Posted By: May 18, 2013


Irish News.  Saturday, May 18, 2013.

Patrick Murphy.


IF, BY some miracle, we were to awaken tomorrow morning to find that sectarianism had somehow disappeared from our society, what would happen to our main political parties? That is right, they would all become irrelevant.

What would happen to Stormont? Yes, it too would have to disappear, because without the oxygen of sectarianism its power-sharing system would be redundant.

So, as you listen to the assembly’s political wrangling on a shared future, remember that it is in the interest of every single party – and the assembly – to retain sectarian division. (Sadly the Alliance Party’s overt unionism must also be regarded as sectarian).

Thus the collective ambition of our five main parties is not to kill the weed of sectarianism but to cultivate it as a political cash crop under controlled conditions.

Oh dear, we are in a cynical mood today, I hear you suggest. Maybe but let us put that theory to the test. What would the parties reply if asked: are you prepared to abandon your constitutional position (which is the political manifestation of sectarianism) to facilitate the development of a non-sectarian society? Most would probably opt for a St Augustine-style answer: “Lord, make my party non-sectarian – but not just yet.”

A ‘yes’ answer would require a party to disband, because all our parties are predominantly constitutional. The expected universal ‘no’ would indicate that just as Home Secretary, Reginald Maudling, spoke of an acceptable level of violence here in 1971, our political parties are prepared to settle for an acceptable level of sectarianism: enough to keep them in power but not so much as to create instability.

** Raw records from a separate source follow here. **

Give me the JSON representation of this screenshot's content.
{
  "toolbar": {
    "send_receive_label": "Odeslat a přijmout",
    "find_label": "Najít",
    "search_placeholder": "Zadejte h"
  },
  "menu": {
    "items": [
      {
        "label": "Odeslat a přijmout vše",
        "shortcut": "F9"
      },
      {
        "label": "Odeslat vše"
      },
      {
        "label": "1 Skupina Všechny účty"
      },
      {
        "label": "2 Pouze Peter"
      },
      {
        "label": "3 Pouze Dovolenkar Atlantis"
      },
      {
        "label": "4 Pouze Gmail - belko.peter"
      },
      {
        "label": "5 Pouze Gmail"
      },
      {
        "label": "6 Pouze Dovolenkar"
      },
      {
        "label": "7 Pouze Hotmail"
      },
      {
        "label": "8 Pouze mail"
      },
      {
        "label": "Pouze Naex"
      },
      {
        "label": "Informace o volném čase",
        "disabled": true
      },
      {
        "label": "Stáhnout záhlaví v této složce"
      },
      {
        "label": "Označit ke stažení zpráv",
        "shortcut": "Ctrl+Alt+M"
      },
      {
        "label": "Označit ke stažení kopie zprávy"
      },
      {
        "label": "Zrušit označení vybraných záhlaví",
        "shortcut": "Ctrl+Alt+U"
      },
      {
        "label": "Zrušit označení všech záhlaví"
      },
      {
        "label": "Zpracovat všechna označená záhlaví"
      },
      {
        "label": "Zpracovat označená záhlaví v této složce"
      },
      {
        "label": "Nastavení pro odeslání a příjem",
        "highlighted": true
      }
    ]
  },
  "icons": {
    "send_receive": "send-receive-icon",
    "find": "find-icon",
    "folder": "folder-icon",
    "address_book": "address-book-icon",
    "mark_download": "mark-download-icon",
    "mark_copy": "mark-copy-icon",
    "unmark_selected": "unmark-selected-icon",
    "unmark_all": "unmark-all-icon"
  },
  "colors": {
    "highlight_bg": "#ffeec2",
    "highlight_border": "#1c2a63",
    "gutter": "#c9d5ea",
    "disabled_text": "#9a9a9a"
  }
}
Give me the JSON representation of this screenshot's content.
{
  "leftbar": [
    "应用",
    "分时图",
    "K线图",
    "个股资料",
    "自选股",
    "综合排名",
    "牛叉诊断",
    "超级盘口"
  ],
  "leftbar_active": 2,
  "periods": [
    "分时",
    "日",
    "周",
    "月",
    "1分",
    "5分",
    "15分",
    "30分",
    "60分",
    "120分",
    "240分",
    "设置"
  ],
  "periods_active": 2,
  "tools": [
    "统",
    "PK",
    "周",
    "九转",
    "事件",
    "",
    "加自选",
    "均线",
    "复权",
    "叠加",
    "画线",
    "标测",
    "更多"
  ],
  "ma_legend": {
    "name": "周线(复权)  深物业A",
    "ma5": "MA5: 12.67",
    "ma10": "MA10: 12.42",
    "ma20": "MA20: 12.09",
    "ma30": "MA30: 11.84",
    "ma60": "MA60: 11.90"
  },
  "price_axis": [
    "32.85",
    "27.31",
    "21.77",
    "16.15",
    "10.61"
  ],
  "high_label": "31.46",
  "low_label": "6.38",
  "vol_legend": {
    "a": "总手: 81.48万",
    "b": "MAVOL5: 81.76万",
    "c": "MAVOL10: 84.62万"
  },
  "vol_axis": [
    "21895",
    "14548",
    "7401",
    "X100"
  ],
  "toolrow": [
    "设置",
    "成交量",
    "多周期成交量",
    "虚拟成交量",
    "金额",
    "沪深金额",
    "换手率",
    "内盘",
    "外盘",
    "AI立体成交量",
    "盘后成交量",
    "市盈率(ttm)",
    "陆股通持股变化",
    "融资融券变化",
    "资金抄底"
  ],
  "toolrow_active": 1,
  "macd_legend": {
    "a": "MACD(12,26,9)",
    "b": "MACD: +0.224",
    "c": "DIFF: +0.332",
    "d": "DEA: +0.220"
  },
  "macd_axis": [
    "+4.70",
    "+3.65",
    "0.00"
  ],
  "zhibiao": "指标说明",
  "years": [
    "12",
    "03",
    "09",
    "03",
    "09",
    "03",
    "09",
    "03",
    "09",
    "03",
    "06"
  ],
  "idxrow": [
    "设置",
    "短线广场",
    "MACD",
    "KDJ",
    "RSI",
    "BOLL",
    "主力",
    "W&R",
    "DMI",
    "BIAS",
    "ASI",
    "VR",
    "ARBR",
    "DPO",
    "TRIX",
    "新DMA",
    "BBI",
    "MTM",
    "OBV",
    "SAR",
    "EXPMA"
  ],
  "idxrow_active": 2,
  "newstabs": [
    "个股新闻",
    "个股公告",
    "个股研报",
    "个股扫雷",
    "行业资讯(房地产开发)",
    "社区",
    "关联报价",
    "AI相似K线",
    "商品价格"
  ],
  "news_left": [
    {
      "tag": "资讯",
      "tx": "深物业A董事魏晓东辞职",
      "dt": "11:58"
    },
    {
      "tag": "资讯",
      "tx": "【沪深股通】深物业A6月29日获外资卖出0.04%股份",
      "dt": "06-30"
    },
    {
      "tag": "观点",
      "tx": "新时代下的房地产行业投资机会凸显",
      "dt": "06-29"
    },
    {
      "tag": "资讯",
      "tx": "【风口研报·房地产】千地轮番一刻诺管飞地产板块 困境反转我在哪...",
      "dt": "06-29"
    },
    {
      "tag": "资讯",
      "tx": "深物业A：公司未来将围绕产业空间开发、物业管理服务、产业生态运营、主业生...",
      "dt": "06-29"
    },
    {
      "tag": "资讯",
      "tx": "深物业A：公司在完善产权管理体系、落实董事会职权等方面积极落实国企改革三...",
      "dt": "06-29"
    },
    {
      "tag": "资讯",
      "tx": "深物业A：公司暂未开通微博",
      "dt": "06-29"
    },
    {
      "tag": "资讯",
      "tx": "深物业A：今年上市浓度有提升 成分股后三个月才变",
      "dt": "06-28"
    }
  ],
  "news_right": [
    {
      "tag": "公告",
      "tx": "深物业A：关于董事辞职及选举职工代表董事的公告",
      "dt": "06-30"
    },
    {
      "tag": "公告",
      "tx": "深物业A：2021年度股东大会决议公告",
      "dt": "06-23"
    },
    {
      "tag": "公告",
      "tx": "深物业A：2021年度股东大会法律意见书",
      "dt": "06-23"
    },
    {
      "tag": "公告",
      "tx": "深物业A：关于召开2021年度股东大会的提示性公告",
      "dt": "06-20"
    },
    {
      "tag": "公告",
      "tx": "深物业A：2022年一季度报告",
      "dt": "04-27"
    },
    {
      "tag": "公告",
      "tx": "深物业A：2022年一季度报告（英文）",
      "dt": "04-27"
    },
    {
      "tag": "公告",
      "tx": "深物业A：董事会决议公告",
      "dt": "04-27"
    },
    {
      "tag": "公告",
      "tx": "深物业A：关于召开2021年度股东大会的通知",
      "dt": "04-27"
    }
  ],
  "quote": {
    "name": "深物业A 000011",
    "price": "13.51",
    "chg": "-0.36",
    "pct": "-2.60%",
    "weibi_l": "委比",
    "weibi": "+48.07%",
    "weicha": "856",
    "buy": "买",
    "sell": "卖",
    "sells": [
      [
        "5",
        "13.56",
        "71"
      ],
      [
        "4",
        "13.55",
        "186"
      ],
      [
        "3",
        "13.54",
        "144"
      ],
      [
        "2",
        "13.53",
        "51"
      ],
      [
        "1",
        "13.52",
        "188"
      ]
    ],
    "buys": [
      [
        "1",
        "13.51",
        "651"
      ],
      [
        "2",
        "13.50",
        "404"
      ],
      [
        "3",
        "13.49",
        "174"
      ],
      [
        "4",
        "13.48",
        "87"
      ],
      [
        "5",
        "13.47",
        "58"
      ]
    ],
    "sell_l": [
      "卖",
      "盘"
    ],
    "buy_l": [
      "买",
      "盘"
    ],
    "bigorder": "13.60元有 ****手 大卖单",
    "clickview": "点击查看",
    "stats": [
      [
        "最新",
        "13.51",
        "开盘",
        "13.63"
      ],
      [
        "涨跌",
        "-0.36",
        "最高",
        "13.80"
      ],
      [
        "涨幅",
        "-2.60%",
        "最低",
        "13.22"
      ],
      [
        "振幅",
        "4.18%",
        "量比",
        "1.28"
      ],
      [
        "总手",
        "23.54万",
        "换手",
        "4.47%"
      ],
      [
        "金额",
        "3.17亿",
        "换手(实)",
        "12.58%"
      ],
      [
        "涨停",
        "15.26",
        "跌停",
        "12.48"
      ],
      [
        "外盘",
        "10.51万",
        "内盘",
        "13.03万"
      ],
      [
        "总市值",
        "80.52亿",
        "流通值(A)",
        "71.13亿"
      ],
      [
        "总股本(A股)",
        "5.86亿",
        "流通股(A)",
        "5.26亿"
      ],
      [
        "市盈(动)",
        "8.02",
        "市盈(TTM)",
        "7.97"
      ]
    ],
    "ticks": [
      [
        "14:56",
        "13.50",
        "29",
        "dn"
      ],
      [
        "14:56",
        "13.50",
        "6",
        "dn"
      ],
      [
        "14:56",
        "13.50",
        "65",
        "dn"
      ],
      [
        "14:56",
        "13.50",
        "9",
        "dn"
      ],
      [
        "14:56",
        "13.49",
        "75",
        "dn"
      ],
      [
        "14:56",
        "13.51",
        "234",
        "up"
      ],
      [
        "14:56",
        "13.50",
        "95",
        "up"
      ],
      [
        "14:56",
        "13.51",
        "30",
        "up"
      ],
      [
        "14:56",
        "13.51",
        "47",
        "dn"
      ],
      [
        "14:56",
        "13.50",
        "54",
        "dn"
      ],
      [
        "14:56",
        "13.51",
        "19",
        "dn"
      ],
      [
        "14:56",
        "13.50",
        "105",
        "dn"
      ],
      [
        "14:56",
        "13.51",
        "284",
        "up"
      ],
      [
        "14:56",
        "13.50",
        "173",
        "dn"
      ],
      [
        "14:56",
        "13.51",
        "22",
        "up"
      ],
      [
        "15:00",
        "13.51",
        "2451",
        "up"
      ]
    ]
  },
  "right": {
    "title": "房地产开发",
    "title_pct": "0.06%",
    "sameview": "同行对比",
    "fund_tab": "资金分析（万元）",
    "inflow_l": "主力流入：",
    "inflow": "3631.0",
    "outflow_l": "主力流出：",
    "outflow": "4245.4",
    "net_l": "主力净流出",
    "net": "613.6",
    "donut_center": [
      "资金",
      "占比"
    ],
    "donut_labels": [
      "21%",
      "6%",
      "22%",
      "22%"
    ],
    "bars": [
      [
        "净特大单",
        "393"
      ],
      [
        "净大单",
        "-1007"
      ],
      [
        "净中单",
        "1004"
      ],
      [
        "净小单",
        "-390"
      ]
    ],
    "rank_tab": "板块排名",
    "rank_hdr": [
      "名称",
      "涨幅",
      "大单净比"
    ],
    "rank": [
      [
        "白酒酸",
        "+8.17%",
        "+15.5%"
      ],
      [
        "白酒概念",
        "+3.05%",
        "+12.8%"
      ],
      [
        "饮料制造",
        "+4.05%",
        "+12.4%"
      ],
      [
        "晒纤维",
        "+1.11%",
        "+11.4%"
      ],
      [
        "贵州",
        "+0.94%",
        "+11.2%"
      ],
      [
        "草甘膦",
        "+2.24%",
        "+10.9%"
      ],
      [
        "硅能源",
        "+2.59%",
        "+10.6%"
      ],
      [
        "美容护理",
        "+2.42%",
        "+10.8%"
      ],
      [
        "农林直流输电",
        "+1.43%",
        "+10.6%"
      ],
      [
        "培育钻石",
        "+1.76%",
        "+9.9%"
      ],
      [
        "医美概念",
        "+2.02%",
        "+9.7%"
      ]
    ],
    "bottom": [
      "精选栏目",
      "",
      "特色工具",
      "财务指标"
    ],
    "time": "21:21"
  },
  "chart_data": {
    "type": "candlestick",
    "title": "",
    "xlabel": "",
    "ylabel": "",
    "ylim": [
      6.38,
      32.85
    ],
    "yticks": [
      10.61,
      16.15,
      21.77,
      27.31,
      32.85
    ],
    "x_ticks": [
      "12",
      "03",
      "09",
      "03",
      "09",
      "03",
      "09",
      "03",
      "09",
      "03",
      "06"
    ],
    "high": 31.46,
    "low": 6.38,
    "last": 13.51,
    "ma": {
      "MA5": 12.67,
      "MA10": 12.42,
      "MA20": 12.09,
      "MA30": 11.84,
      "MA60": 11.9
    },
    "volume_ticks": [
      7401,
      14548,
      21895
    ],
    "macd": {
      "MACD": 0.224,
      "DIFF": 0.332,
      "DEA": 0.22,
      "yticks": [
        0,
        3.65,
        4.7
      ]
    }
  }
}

Since we do not have normal left-right politics, none of our parties offer an ideological analysis of society. It was therefore inevitable that the Good Friday Agreement would accommodate rather than eradicate sectarianism. It made no attempt to suggest what sort of social or economic conditions our people might expect.

History shows that, like a virus, sectarianism mutates into different forms to adapt to changing environments. The Good Friday Agreement represented sectarianism’s fourth significant mutation since the creation of the state. Its stages might be seen as: empowered, polite, polarised and pragmatic.

The empowered stage (1922-63) was represented by the Stormont government’s use of sectarianism as a weapon of power and patronage. Polite sectarianism (1963-70) emerged under Captain Terence O’Neill. He drank tea in convent parlours with reverend mothers as part of his programme of civic weeks.

He was ousted by Paisley’s polarised sectarianism (1970-98) which was subsequently fuelled by the IRA’s military campaign.

The campaign’s defeat led to the new pragmatic sectarianism of the Good Friday Agreement: it guaranteed you political power provided you did not overdo it. (Overseeing the lot has been palatial sectarianism – the fact that only a Protestant can be monarch. Apparently it is not mannerly to point that out).

The First and Deputy First Ministers’ recent announcement on a shared future illustrates a return to a more complex model of empowered sectarianism. They exclude the other executive parties from most decision-making as a weapon of power and patronage by claiming, quite incredibly, that in doing so they are tackling sectarian division.

The two men’s proposals are dangerously simplistic. To suggest that removing peace walls will cure sectarianism, for example, is a bit like claiming that scrubbing the spots off a child’s face will cure measles.

Of course you could reasonably argue that if they were serious about building a shared future, they would send our 108 MLAs on a summer camp to learn how to integrate with each other.

You might also suggest that all 108 are effectively Neets – not in education, employment or training and could usefully learn from work experience. (No, you may not argue that sitting in Stormont constitutes employment).

Without a conceptual framework for analysing society, no party here can tackle sectarianism. They could begin by studying GCSE or A Level sociology – except for the fact that our Council for the Curriculum, Examinations and Assessment (CCEA) does not offer the subject at either level.

God forbid that we should teach the next generation to see through our political parties.

Our leaders propose to tell our children that shared schools are a solution but not to teach them how to understand the problem.

The solution to sectarianism is education in the sense of learning, not just educational administration. There is little evidence that any party wants a solution. That may explain why our leaders are proposing to send young people to stack supermarket shelves rather than offering them learning. But as someone once said, “So what?”